Your reply should consist of the entries, copied exactly and stripped of images.

Items from an interface collection
****************************************
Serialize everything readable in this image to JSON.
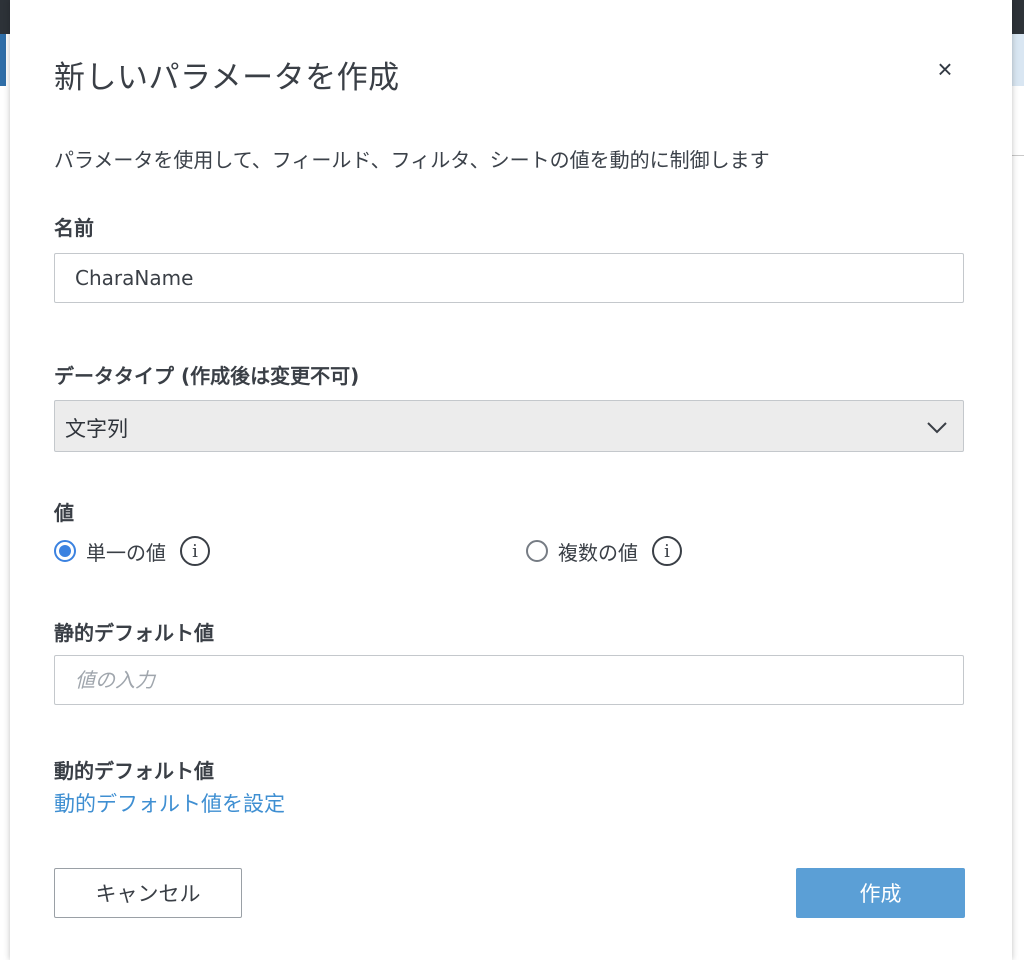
{
  "dialog": {
    "title": "新しいパラメータを作成",
    "close_symbol": "×",
    "description": "パラメータを使用して、フィールド、フィルタ、シートの値を動的に制御します"
  },
  "name_field": {
    "label": "名前",
    "value": "CharaName"
  },
  "data_type": {
    "label": "データタイプ (作成後は変更不可)",
    "selected": "文字列"
  },
  "values": {
    "label": "値",
    "options": [
      {
        "label": "単一の値",
        "checked": true
      },
      {
        "label": "複数の値",
        "checked": false
      }
    ],
    "info_glyph": "i"
  },
  "static_default": {
    "label": "静的デフォルト値",
    "placeholder": "値の入力",
    "value": ""
  },
  "dynamic_default": {
    "label": "動的デフォルト値",
    "link": "動的デフォルト値を設定"
  },
  "buttons": {
    "cancel": "キャンセル",
    "create": "作成"
  },
  "colors": {
    "accent": "#3b82e0",
    "link": "#3f8fd2",
    "primary_button": "#5b9fd6"
  },
  "icons": {
    "close": "close-icon",
    "dropdown": "chevron-down-icon",
    "info": "info-icon"
  }
}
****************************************
Answer box
Serialize everything readable in this image to JSON.
{
  "dialog": {
    "title": "新しいパラメータを作成",
    "close_symbol": "×",
    "description": "パラメータを使用して、フィールド、フィルタ、シートの値を動的に制御します"
  },
  "name_field": {
    "label": "名前",
    "value": "CharaName"
  },
  "data_type": {
    "label": "データタイプ (作成後は変更不可)",
    "selected": "文字列"
  },
  "values": {
    "label": "値",
    "options": [
      {
        "label": "単一の値",
        "checked": true
      },
      {
        "label": "複数の値",
        "checked": false
      }
    ],
    "info_glyph": "i"
  },
  "static_default": {
    "label": "静的デフォルト値",
    "placeholder": "値の入力",
    "value": ""
  },
  "dynamic_default": {
    "label": "動的デフォルト値",
    "link": "動的デフォルト値を設定"
  },
  "buttons": {
    "cancel": "キャンセル",
    "create": "作成"
  },
  "colors": {
    "accent": "#3b82e0",
    "link": "#3f8fd2",
    "primary_button": "#5b9fd6"
  },
  "icons": {
    "close": "close-icon",
    "dropdown": "chevron-down-icon",
    "info": "info-icon"
  }
}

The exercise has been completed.